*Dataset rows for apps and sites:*

.....

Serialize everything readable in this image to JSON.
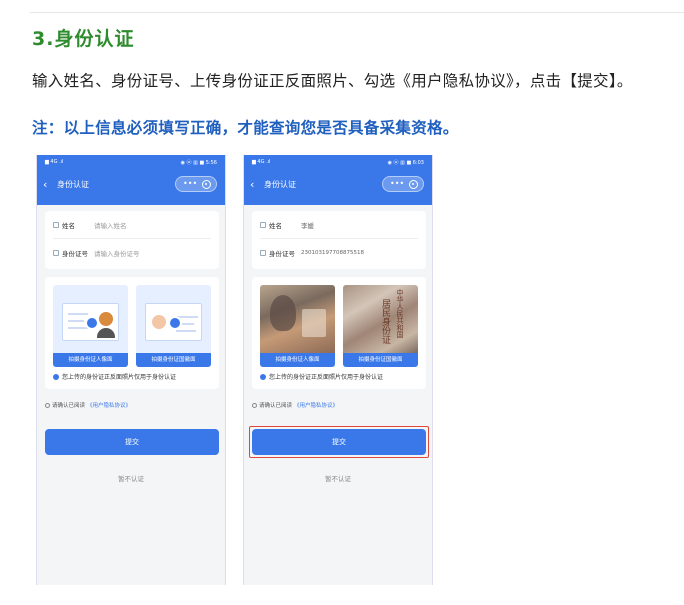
{
  "section": {
    "heading": "3.身份认证",
    "description": "输入姓名、身份证号、上传身份证正反面照片、勾选《用户隐私协议》，点击【提交】。",
    "note": "注：以上信息必须填写正确，才能查询您是否具备采集资格。"
  },
  "phones": [
    {
      "status_left": "▆ 4G .ıl",
      "status_right": "◉ ⓦ ▥ ■ 5:56",
      "nav_title": "身份认证",
      "capsule_dots": "•••",
      "name_label": "姓名",
      "name_value": "请输入姓名",
      "id_label": "身份证号",
      "id_value": "请输入身份证号",
      "front_label": "拍摄身份证人像面",
      "back_label": "拍摄身份证国徽面",
      "photo_note": "您上传的身份证正反面照片仅用于身份认证",
      "agree_text": "请确认已阅读",
      "agree_link": "《用户隐私协议》",
      "submit_label": "提交",
      "later_label": "暂不认证"
    },
    {
      "status_left": "▆ 4G .ıl",
      "status_right": "◉ ⓦ ▥ ■ 6:03",
      "nav_title": "身份认证",
      "capsule_dots": "•••",
      "name_label": "姓名",
      "name_value": "李媛",
      "id_label": "身份证号",
      "id_value": "230103197708875518",
      "front_label": "拍摄身份证人像面",
      "back_label": "拍摄身份证国徽面",
      "card_text": "中华人民共和国",
      "card_text2": "居民身份证",
      "photo_note": "您上传的身份证正反面照片仅用于身份认证",
      "agree_text": "请确认已阅读",
      "agree_link": "《用户隐私协议》",
      "submit_label": "提交",
      "later_label": "暂不认证"
    }
  ],
  "colors": {
    "heading_green": "#2e8b2e",
    "note_blue": "#1f5fbf",
    "app_blue": "#3a78ea",
    "highlight_red": "#e0463a"
  }
}
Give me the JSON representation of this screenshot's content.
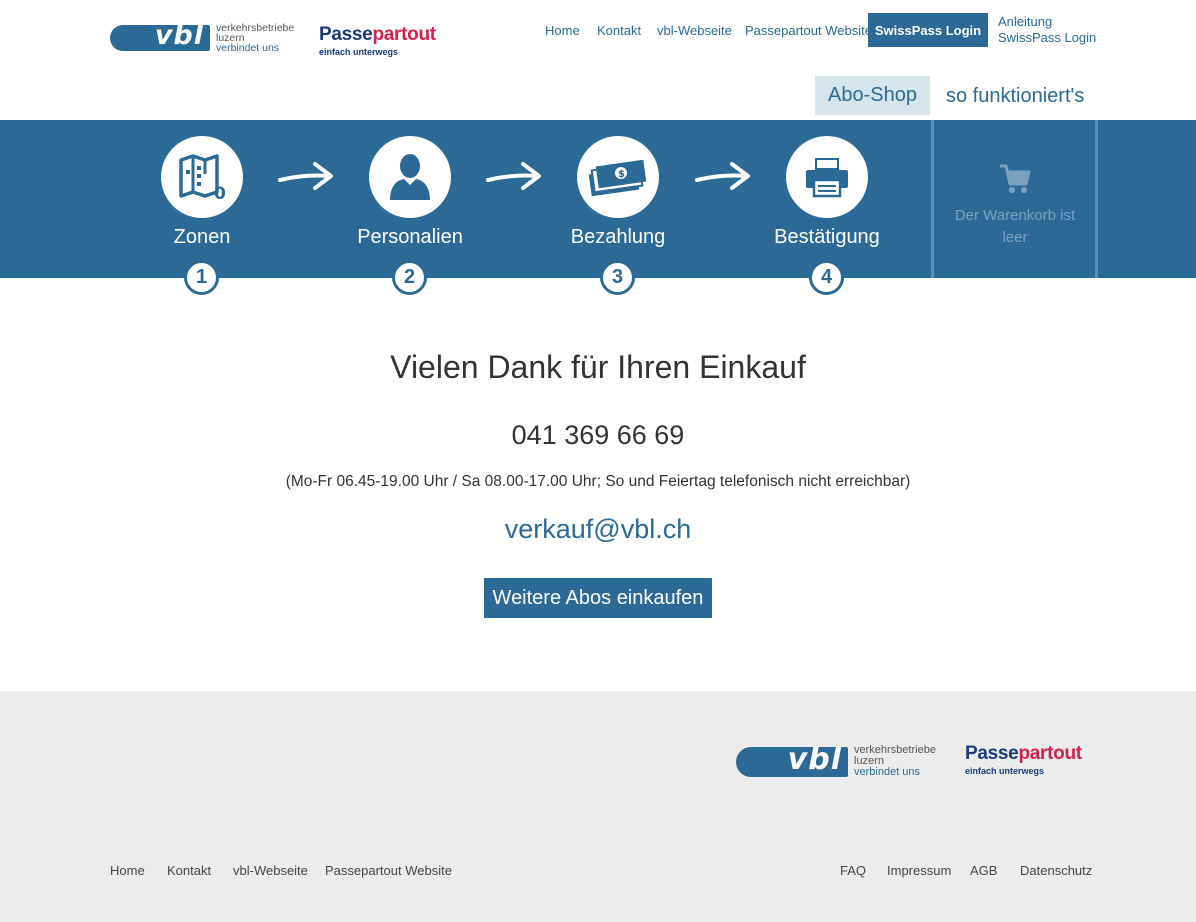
{
  "header": {
    "vbl_logo": {
      "mark": "vbl",
      "line1": "verkehrsbetriebe",
      "line2": "luzern",
      "tagline": "verbindet uns"
    },
    "pp_logo": {
      "name_part1": "Passe",
      "name_part2": "partout",
      "slogan": "einfach unterwegs"
    },
    "nav": {
      "home": "Home",
      "kontakt": "Kontakt",
      "vbl": "vbl-Webseite",
      "passepartout": "Passepartout Website",
      "login": "SwissPass Login",
      "anleitung_line1": "Anleitung",
      "anleitung_line2": "SwissPass Login"
    },
    "subnav": {
      "shop": "Abo-Shop",
      "how": "so funktioniert's"
    }
  },
  "steps": [
    {
      "label": "Zonen",
      "number": "1",
      "icon": "map-zones-icon"
    },
    {
      "label": "Personalien",
      "number": "2",
      "icon": "person-icon"
    },
    {
      "label": "Bezahlung",
      "number": "3",
      "icon": "money-icon"
    },
    {
      "label": "Bestätigung",
      "number": "4",
      "icon": "printer-icon"
    }
  ],
  "cart": {
    "line1": "Der Warenkorb ist",
    "line2": "leer",
    "icon": "cart-icon"
  },
  "main": {
    "title": "Vielen Dank für Ihren Einkauf",
    "phone": "041 369 66 69",
    "hours": "(Mo-Fr 06.45-19.00 Uhr / Sa 08.00-17.00 Uhr; So und Feiertag telefonisch nicht erreichbar)",
    "email": "verkauf@vbl.ch",
    "button": "Weitere Abos einkaufen"
  },
  "footer": {
    "links_left": [
      "Home",
      "Kontakt",
      "vbl-Webseite",
      "Passepartout Website"
    ],
    "links_right": [
      "FAQ",
      "Impressum",
      "AGB",
      "Datenschutz"
    ]
  },
  "colors": {
    "brand_blue": "#2b6a96",
    "pp_blue": "#1a3a7a",
    "pp_red": "#d4204b",
    "footer_bg": "#ececec"
  }
}
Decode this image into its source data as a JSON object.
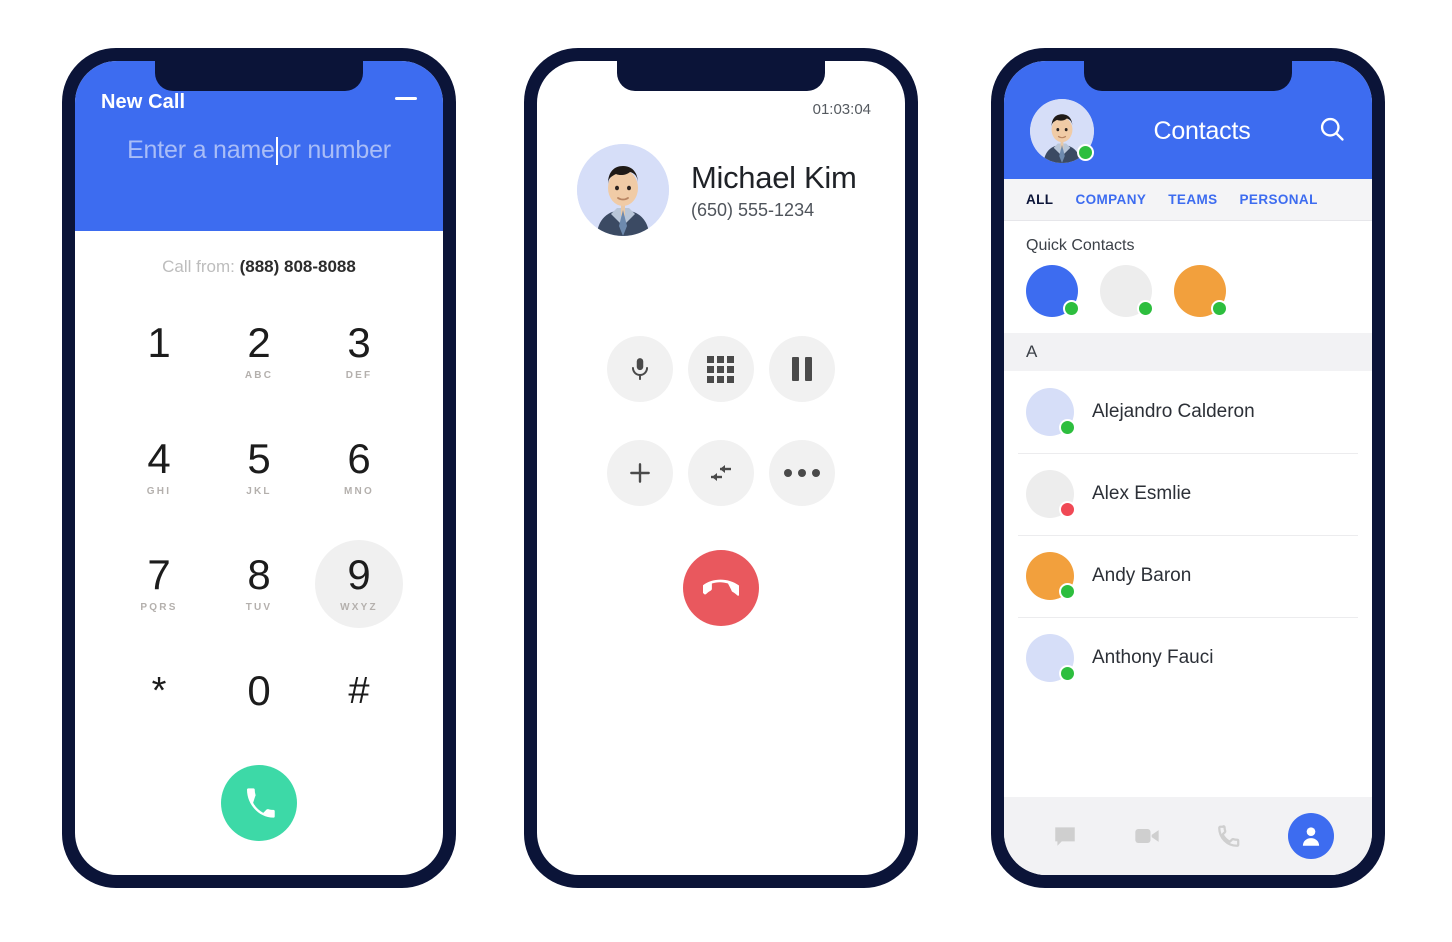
{
  "dialer": {
    "title": "New Call",
    "minimize_icon": "minimize-icon",
    "input_value_before_caret": "Enter a name",
    "input_value_after_caret": "or number",
    "input_placeholder": "Enter a name or number",
    "call_from_label": "Call from:",
    "call_from_number": "(888) 808-8088",
    "keys": [
      {
        "digit": "1",
        "letters": ""
      },
      {
        "digit": "2",
        "letters": "ABC"
      },
      {
        "digit": "3",
        "letters": "DEF"
      },
      {
        "digit": "4",
        "letters": "GHI"
      },
      {
        "digit": "5",
        "letters": "JKL"
      },
      {
        "digit": "6",
        "letters": "MNO"
      },
      {
        "digit": "7",
        "letters": "PQRS"
      },
      {
        "digit": "8",
        "letters": "TUV"
      },
      {
        "digit": "9",
        "letters": "WXYZ",
        "pressed": true
      },
      {
        "digit": "*",
        "letters": ""
      },
      {
        "digit": "0",
        "letters": ""
      },
      {
        "digit": "#",
        "letters": ""
      }
    ],
    "call_button_icon": "phone-icon",
    "colors": {
      "header": "#3D6CF0",
      "call_button": "#3DD9A7",
      "placeholder": "#A9BDF7"
    }
  },
  "active_call": {
    "timer": "01:03:04",
    "caller_name": "Michael Kim",
    "caller_number": "(650) 555-1234",
    "avatar_icon": "contact-photo",
    "controls": [
      {
        "name": "mute-button",
        "icon": "microphone-icon"
      },
      {
        "name": "keypad-button",
        "icon": "dialpad-grid-icon"
      },
      {
        "name": "hold-button",
        "icon": "pause-icon"
      },
      {
        "name": "add-call-button",
        "icon": "plus-icon"
      },
      {
        "name": "transfer-button",
        "icon": "transfer-arrows-icon"
      },
      {
        "name": "more-options-button",
        "icon": "ellipsis-icon"
      }
    ],
    "end_call_icon": "end-call-icon",
    "colors": {
      "control_bg": "#F1F1F1",
      "end_call": "#E9585E"
    }
  },
  "contacts": {
    "title": "Contacts",
    "avatar_icon": "user-photo",
    "avatar_status": "#2DBE3E",
    "search_icon": "search-icon",
    "tabs": [
      {
        "label": "ALL",
        "active": true
      },
      {
        "label": "COMPANY",
        "active": false
      },
      {
        "label": "TEAMS",
        "active": false
      },
      {
        "label": "PERSONAL",
        "active": false
      }
    ],
    "quick_contacts_title": "Quick Contacts",
    "quick_contacts": [
      {
        "name": "quick-contact-1",
        "color": "#3D6CF0",
        "status": "#2DBE3E"
      },
      {
        "name": "quick-contact-2",
        "color": "#EDEDED",
        "status": "#2DBE3E"
      },
      {
        "name": "quick-contact-3",
        "color": "#F2A03D",
        "status": "#2DBE3E"
      }
    ],
    "section_label": "A",
    "list": [
      {
        "name": "Alejandro Calderon",
        "color": "#D6DEF8",
        "status": "#2DBE3E"
      },
      {
        "name": "Alex Esmlie",
        "color": "#EDEDED",
        "status": "#F04955"
      },
      {
        "name": "Andy Baron",
        "color": "#F2A03D",
        "status": "#2DBE3E"
      },
      {
        "name": "Anthony Fauci",
        "color": "#D6DEF8",
        "status": "#2DBE3E"
      }
    ],
    "bottom_nav": [
      {
        "name": "nav-messages",
        "icon": "chat-bubble-icon",
        "active": false
      },
      {
        "name": "nav-video",
        "icon": "video-camera-icon",
        "active": false
      },
      {
        "name": "nav-calls",
        "icon": "phone-icon",
        "active": false
      },
      {
        "name": "nav-contacts",
        "icon": "person-icon",
        "active": true
      }
    ],
    "colors": {
      "header": "#3D6CF0",
      "tab_active": "#0B1438",
      "tab_inactive": "#3D6CF0"
    }
  }
}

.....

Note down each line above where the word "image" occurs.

Serialize everything readable in this image to JSON.
Decode this image into its source data as a JSON object.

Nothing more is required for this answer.